faintly alkaline reaction. The liquid is boiled for some time and the alu-
minium and ferric hydroxides filtered off, washed, dried and weighed in
the ordinary manner. This amount, less that of the ferric oxide previously
found, gives the alumina and hence the aluminium.
If the iron has not been determined previously, it may be estimated
in presence of aluminium by means of cupferron.
For this purpose, 100 c.c. of the liquid in the flask are treated in a 250
c.c. beaker, with constant shaking, with 6% aqueous cupferron (ammonium
salt of nitrosophenylhydroxylamine) until the precipitation of the iron is
complete (p-i gram Fe requires 0-833 gram of the reagent). The end of the
reaction is detected by pouring a little of the reagent down the side of the
beaker; when iron is still present, a reddish-brown precipitate is formed
whereas in absence of iron a white, crystalline precipitate is formed owing
to the slight solubility of the reagent in an acid medium.
After the precipitation of the iron, the liquid is left for 15-20 minutes
and then filtered, the precipitate being thoroughly washed first with 2N
hydrochloric acid, then with slightly ammoniacal water to eliminate all
traces of the reagent, and finally with distilled water. The moist filter

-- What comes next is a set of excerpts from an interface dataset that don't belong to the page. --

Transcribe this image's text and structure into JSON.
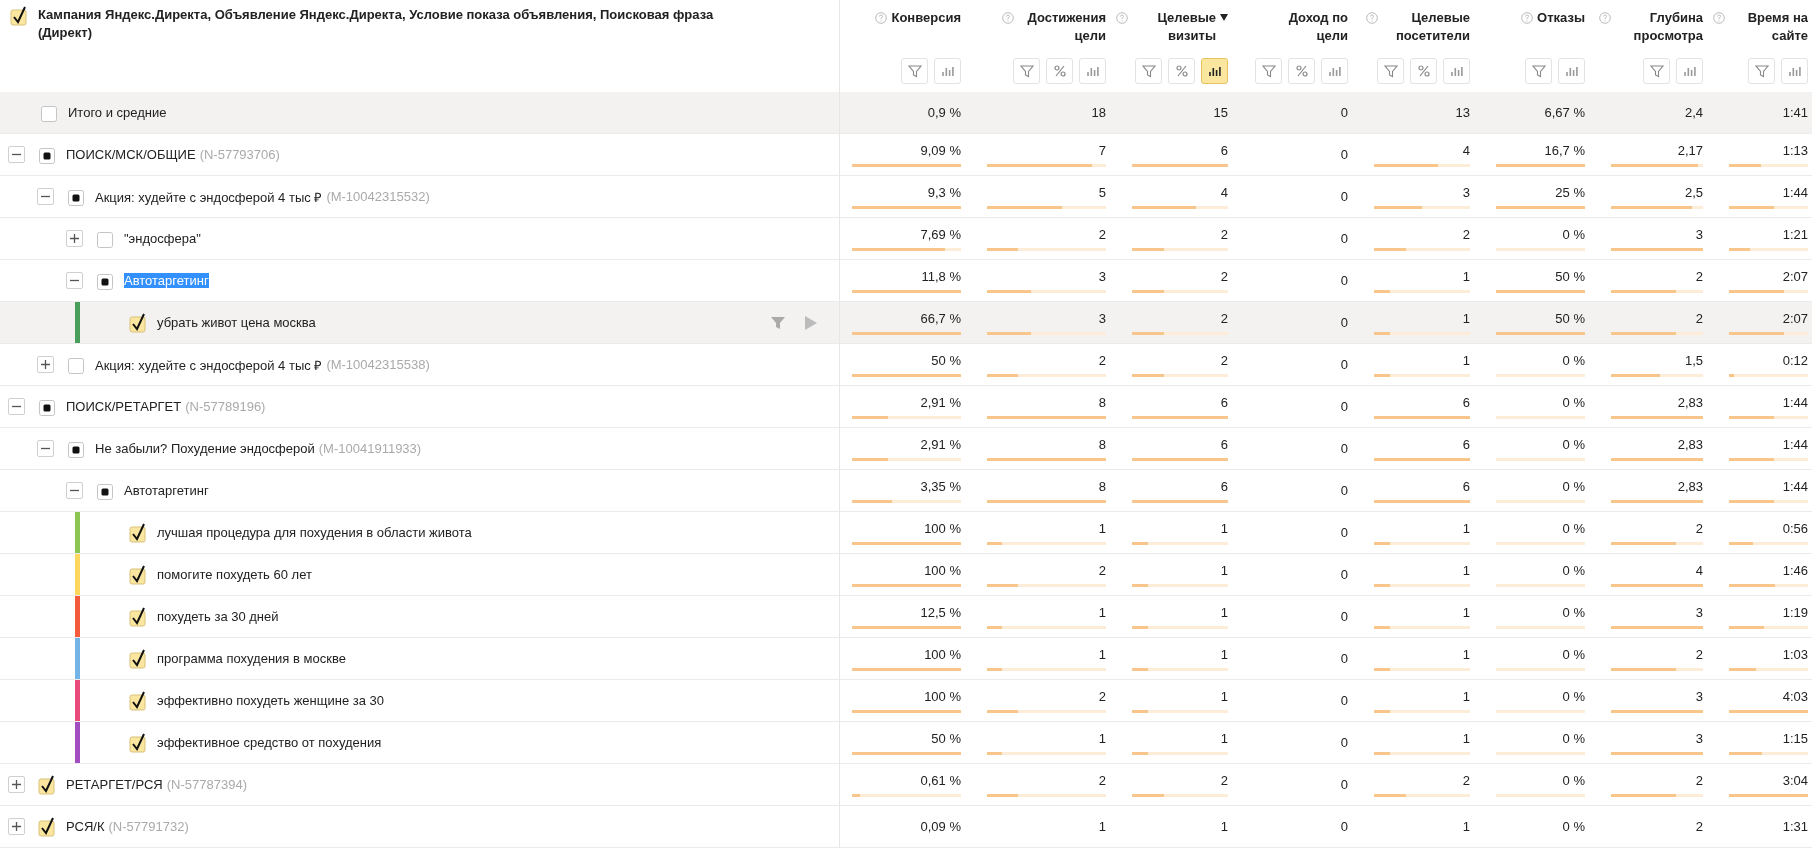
{
  "header": {
    "checked": true,
    "indeterminate": false,
    "title": "Кампания Яндекс.Директа, Объявление Яндекс.Директа, Условие показа объявления, Поисковая фраза (Директ)"
  },
  "columns": [
    {
      "title": "Конверсия",
      "help": true,
      "sorted": false,
      "tools": [
        {
          "kind": "filter",
          "on": false
        },
        {
          "kind": "chart",
          "on": false
        }
      ]
    },
    {
      "title": "Достижения цели",
      "help": true,
      "sorted": false,
      "tools": [
        {
          "kind": "filter",
          "on": false
        },
        {
          "kind": "percent",
          "on": false
        },
        {
          "kind": "chart",
          "on": false
        }
      ]
    },
    {
      "title": "Целевые визиты",
      "help": true,
      "sorted": true,
      "tools": [
        {
          "kind": "filter",
          "on": false
        },
        {
          "kind": "percent",
          "on": false
        },
        {
          "kind": "chart",
          "on": true
        }
      ]
    },
    {
      "title": "Доход по цели",
      "help": false,
      "sorted": false,
      "tools": [
        {
          "kind": "filter",
          "on": false
        },
        {
          "kind": "percent",
          "on": false
        },
        {
          "kind": "chart",
          "on": false
        }
      ]
    },
    {
      "title": "Целевые посетители",
      "help": true,
      "sorted": false,
      "tools": [
        {
          "kind": "filter",
          "on": false
        },
        {
          "kind": "percent",
          "on": false
        },
        {
          "kind": "chart",
          "on": false
        }
      ]
    },
    {
      "title": "Отказы",
      "help": true,
      "sorted": false,
      "tools": [
        {
          "kind": "filter",
          "on": false
        },
        {
          "kind": "chart",
          "on": false
        }
      ]
    },
    {
      "title": "Глубина просмотра",
      "help": true,
      "sorted": false,
      "tools": [
        {
          "kind": "filter",
          "on": false
        },
        {
          "kind": "chart",
          "on": false
        }
      ]
    },
    {
      "title": "Время на сайте",
      "help": true,
      "sorted": false,
      "tools": [
        {
          "kind": "filter",
          "on": false
        },
        {
          "kind": "chart",
          "on": false
        }
      ]
    }
  ],
  "totals": {
    "label": "Итого и средние",
    "checked": false,
    "indeterminate": false,
    "cells": [
      "0,9 %",
      "18",
      "15",
      "0",
      "13",
      "6,67 %",
      "2,4",
      "1:41"
    ]
  },
  "rows": [
    {
      "name": "ПОИСК/МСК/ОБЩИЕ",
      "id": "(N-57793706)",
      "checked": false,
      "indeterminate": true,
      "expanded": true,
      "selected": false,
      "text_selected": false,
      "cells": [
        {
          "text": "9,09 %",
          "level": 1
        },
        {
          "text": "7",
          "level": 0.88
        },
        {
          "text": "6",
          "level": 1
        },
        {
          "text": "0"
        },
        {
          "text": "4",
          "level": 0.67
        },
        {
          "text": "16,7 %",
          "level": 1
        },
        {
          "text": "2,17",
          "level": 0.95
        },
        {
          "text": "1:13",
          "level": 0.41
        }
      ],
      "children": [
        {
          "name": "Акция: худейте с эндосферой 4 тыс ₽",
          "id": "(M-10042315532)",
          "checked": false,
          "indeterminate": true,
          "expanded": true,
          "selected": false,
          "text_selected": false,
          "cells": [
            {
              "text": "9,3 %",
              "level": 1
            },
            {
              "text": "5",
              "level": 0.63
            },
            {
              "text": "4",
              "level": 0.67
            },
            {
              "text": "0"
            },
            {
              "text": "3",
              "level": 0.5
            },
            {
              "text": "25 %",
              "level": 1
            },
            {
              "text": "2,5",
              "level": 0.88
            },
            {
              "text": "1:44",
              "level": 0.57
            }
          ],
          "children": [
            {
              "name": "\"эндосфера\"",
              "checked": false,
              "indeterminate": false,
              "expanded": false,
              "selected": false,
              "text_selected": false,
              "cells": [
                {
                  "text": "7,69 %",
                  "level": 0.85
                },
                {
                  "text": "2",
                  "level": 0.26
                },
                {
                  "text": "2",
                  "level": 0.33
                },
                {
                  "text": "0"
                },
                {
                  "text": "2",
                  "level": 0.33
                },
                {
                  "text": "0 %",
                  "level": 0
                },
                {
                  "text": "3",
                  "level": 1
                },
                {
                  "text": "1:21",
                  "level": 0.26
                }
              ]
            },
            {
              "name": "Автотаргетинг",
              "checked": false,
              "indeterminate": true,
              "expanded": true,
              "selected": false,
              "text_selected": true,
              "cells": [
                {
                  "text": "11,8 %",
                  "level": 1
                },
                {
                  "text": "3",
                  "level": 0.37
                },
                {
                  "text": "2",
                  "level": 0.33
                },
                {
                  "text": "0"
                },
                {
                  "text": "1",
                  "level": 0.17
                },
                {
                  "text": "50 %",
                  "level": 1
                },
                {
                  "text": "2",
                  "level": 0.71
                },
                {
                  "text": "2:07",
                  "level": 0.7
                }
              ],
              "children": [
                {
                  "name": "убрать живот цена москва",
                  "checked": true,
                  "indeterminate": false,
                  "color": "#4a9e5c",
                  "selected": true,
                  "text_selected": false,
                  "cells": [
                    {
                      "text": "66,7 %",
                      "level": 1
                    },
                    {
                      "text": "3",
                      "level": 0.37
                    },
                    {
                      "text": "2",
                      "level": 0.33
                    },
                    {
                      "text": "0"
                    },
                    {
                      "text": "1",
                      "level": 0.17
                    },
                    {
                      "text": "50 %",
                      "level": 1
                    },
                    {
                      "text": "2",
                      "level": 0.71
                    },
                    {
                      "text": "2:07",
                      "level": 0.7
                    }
                  ]
                }
              ]
            }
          ]
        },
        {
          "name": "Акция: худейте с эндосферой 4 тыс ₽",
          "id": "(M-10042315538)",
          "checked": false,
          "indeterminate": false,
          "expanded": false,
          "selected": false,
          "text_selected": false,
          "cells": [
            {
              "text": "50 %",
              "level": 1
            },
            {
              "text": "2",
              "level": 0.26
            },
            {
              "text": "2",
              "level": 0.33
            },
            {
              "text": "0"
            },
            {
              "text": "1",
              "level": 0.17
            },
            {
              "text": "0 %",
              "level": 0
            },
            {
              "text": "1,5",
              "level": 0.53
            },
            {
              "text": "0:12",
              "level": 0.06
            }
          ]
        }
      ]
    },
    {
      "name": "ПОИСК/РЕТАРГЕТ",
      "id": "(N-57789196)",
      "checked": false,
      "indeterminate": true,
      "expanded": true,
      "selected": false,
      "text_selected": false,
      "cells": [
        {
          "text": "2,91 %",
          "level": 0.33
        },
        {
          "text": "8",
          "level": 1
        },
        {
          "text": "6",
          "level": 1
        },
        {
          "text": "0"
        },
        {
          "text": "6",
          "level": 1
        },
        {
          "text": "0 %",
          "level": 0
        },
        {
          "text": "2,83",
          "level": 1
        },
        {
          "text": "1:44",
          "level": 0.57
        }
      ],
      "children": [
        {
          "name": "Не забыли? Похудение эндосферой",
          "id": "(M-10041911933)",
          "checked": false,
          "indeterminate": true,
          "expanded": true,
          "selected": false,
          "text_selected": false,
          "cells": [
            {
              "text": "2,91 %",
              "level": 0.33
            },
            {
              "text": "8",
              "level": 1
            },
            {
              "text": "6",
              "level": 1
            },
            {
              "text": "0"
            },
            {
              "text": "6",
              "level": 1
            },
            {
              "text": "0 %",
              "level": 0
            },
            {
              "text": "2,83",
              "level": 1
            },
            {
              "text": "1:44",
              "level": 0.57
            }
          ],
          "children": [
            {
              "name": "Автотаргетинг",
              "checked": false,
              "indeterminate": true,
              "expanded": true,
              "selected": false,
              "text_selected": false,
              "cells": [
                {
                  "text": "3,35 %",
                  "level": 0.37
                },
                {
                  "text": "8",
                  "level": 1
                },
                {
                  "text": "6",
                  "level": 1
                },
                {
                  "text": "0"
                },
                {
                  "text": "6",
                  "level": 1
                },
                {
                  "text": "0 %",
                  "level": 0
                },
                {
                  "text": "2,83",
                  "level": 1
                },
                {
                  "text": "1:44",
                  "level": 0.57
                }
              ],
              "children": [
                {
                  "name": "лучшая процедура для похудения в области живота",
                  "checked": true,
                  "indeterminate": false,
                  "color": "#8bc553",
                  "selected": false,
                  "text_selected": false,
                  "cells": [
                    {
                      "text": "100 %",
                      "level": 1
                    },
                    {
                      "text": "1",
                      "level": 0.13
                    },
                    {
                      "text": "1",
                      "level": 0.17
                    },
                    {
                      "text": "0"
                    },
                    {
                      "text": "1",
                      "level": 0.17
                    },
                    {
                      "text": "0 %",
                      "level": 0
                    },
                    {
                      "text": "2",
                      "level": 0.71
                    },
                    {
                      "text": "0:56",
                      "level": 0.3
                    }
                  ]
                },
                {
                  "name": "помогите похудеть 60 лет",
                  "checked": true,
                  "indeterminate": false,
                  "color": "#ffd75e",
                  "selected": false,
                  "text_selected": false,
                  "cells": [
                    {
                      "text": "100 %",
                      "level": 1
                    },
                    {
                      "text": "2",
                      "level": 0.26
                    },
                    {
                      "text": "1",
                      "level": 0.17
                    },
                    {
                      "text": "0"
                    },
                    {
                      "text": "1",
                      "level": 0.17
                    },
                    {
                      "text": "0 %",
                      "level": 0
                    },
                    {
                      "text": "4",
                      "level": 1
                    },
                    {
                      "text": "1:46",
                      "level": 0.58
                    }
                  ]
                },
                {
                  "name": "похудеть за 30 дней",
                  "checked": true,
                  "indeterminate": false,
                  "color": "#f45a3c",
                  "selected": false,
                  "text_selected": false,
                  "cells": [
                    {
                      "text": "12,5 %",
                      "level": 1
                    },
                    {
                      "text": "1",
                      "level": 0.13
                    },
                    {
                      "text": "1",
                      "level": 0.17
                    },
                    {
                      "text": "0"
                    },
                    {
                      "text": "1",
                      "level": 0.17
                    },
                    {
                      "text": "0 %",
                      "level": 0
                    },
                    {
                      "text": "3",
                      "level": 1
                    },
                    {
                      "text": "1:19",
                      "level": 0.44
                    }
                  ]
                },
                {
                  "name": "программа похудения в москве",
                  "checked": true,
                  "indeterminate": false,
                  "color": "#74b3e6",
                  "selected": false,
                  "text_selected": false,
                  "cells": [
                    {
                      "text": "100 %",
                      "level": 1
                    },
                    {
                      "text": "1",
                      "level": 0.13
                    },
                    {
                      "text": "1",
                      "level": 0.17
                    },
                    {
                      "text": "0"
                    },
                    {
                      "text": "1",
                      "level": 0.17
                    },
                    {
                      "text": "0 %",
                      "level": 0
                    },
                    {
                      "text": "2",
                      "level": 0.71
                    },
                    {
                      "text": "1:03",
                      "level": 0.34
                    }
                  ]
                },
                {
                  "name": "эффективно похудеть женщине за 30",
                  "checked": true,
                  "indeterminate": false,
                  "color": "#e84a7b",
                  "selected": false,
                  "text_selected": false,
                  "cells": [
                    {
                      "text": "100 %",
                      "level": 1
                    },
                    {
                      "text": "2",
                      "level": 0.26
                    },
                    {
                      "text": "1",
                      "level": 0.17
                    },
                    {
                      "text": "0"
                    },
                    {
                      "text": "1",
                      "level": 0.17
                    },
                    {
                      "text": "0 %",
                      "level": 0
                    },
                    {
                      "text": "3",
                      "level": 1
                    },
                    {
                      "text": "4:03",
                      "level": 1
                    }
                  ]
                },
                {
                  "name": "эффективное средство от похудения",
                  "checked": true,
                  "indeterminate": false,
                  "color": "#a24ec0",
                  "selected": false,
                  "text_selected": false,
                  "cells": [
                    {
                      "text": "50 %",
                      "level": 1
                    },
                    {
                      "text": "1",
                      "level": 0.13
                    },
                    {
                      "text": "1",
                      "level": 0.17
                    },
                    {
                      "text": "0"
                    },
                    {
                      "text": "1",
                      "level": 0.17
                    },
                    {
                      "text": "0 %",
                      "level": 0
                    },
                    {
                      "text": "3",
                      "level": 1
                    },
                    {
                      "text": "1:15",
                      "level": 0.42
                    }
                  ]
                }
              ]
            }
          ]
        }
      ]
    },
    {
      "name": "РЕТАРГЕТ/РСЯ",
      "id": "(N-57787394)",
      "checked": true,
      "indeterminate": false,
      "expanded": false,
      "selected": false,
      "text_selected": false,
      "cells": [
        {
          "text": "0,61 %",
          "level": 0.07
        },
        {
          "text": "2",
          "level": 0.26
        },
        {
          "text": "2",
          "level": 0.33
        },
        {
          "text": "0"
        },
        {
          "text": "2",
          "level": 0.33
        },
        {
          "text": "0 %",
          "level": 0
        },
        {
          "text": "2",
          "level": 0.71
        },
        {
          "text": "3:04",
          "level": 1
        }
      ]
    },
    {
      "name": "РСЯ/К",
      "id": "(N-57791732)",
      "checked": true,
      "indeterminate": false,
      "expanded": false,
      "selected": false,
      "text_selected": false,
      "cells": [
        {
          "text": "0,09 %"
        },
        {
          "text": "1"
        },
        {
          "text": "1"
        },
        {
          "text": "0"
        },
        {
          "text": "1"
        },
        {
          "text": "0 %"
        },
        {
          "text": "2"
        },
        {
          "text": "1:31"
        }
      ]
    }
  ]
}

and precipitate are then carefully ignited in a porcelain crucible, the weight
giving the ferric oxide.1
8. Determination of the Nitrogen.—From 3 to 4 grams of the sample
are dissolved, in a flask fitted with a tapped funnel and a gas delivery tube,
with 10% sodium hydroxide solution, the gas generated being collected in
dilute hydrochloric acid. At the end of the action, the flask is boiled for
a further 15 minutes to displace all the ammonia and the nitrogen in the
hydrochloric acid then determined colorimetrically with Nessler solution,
comparison being made with a standard ammonium chloride solution.
Aluminium of good quality should be white with only a faint blue tint and
should be highly ductile and malleable, while its fracture should be finely crys-
talline, uniform, and free from sponginess or slag. Its specific gravity should be
between 2-6 and 2-7 (the value increases with the degree of impurity) and the
percentage of aluminium at least 97-98, the total amount of elements commonly
accompanying the aluminium (silicon, iron, copper) not exceeding 1-5-2%.
According to Moissan, a particularly harmful influence on the strength and
durability of the aluminium, especially when this is to come into contact with
water, is exercised by sodium, which may be present in the proportion of o-i-
0-4% (Moissan) or, according to some, in even larger amounts (up to 4%).
According to Foundry, aluminium also contains 0-04-0-12% of nitrogen. The
compositions of various samples are given in the following table (Moissan,
Campredon, Lunge) :
1 In the liquid from which the aluminium and iron have been separated, the mag-
nesium is determined in the usual manner,cid, heated again to oxidise the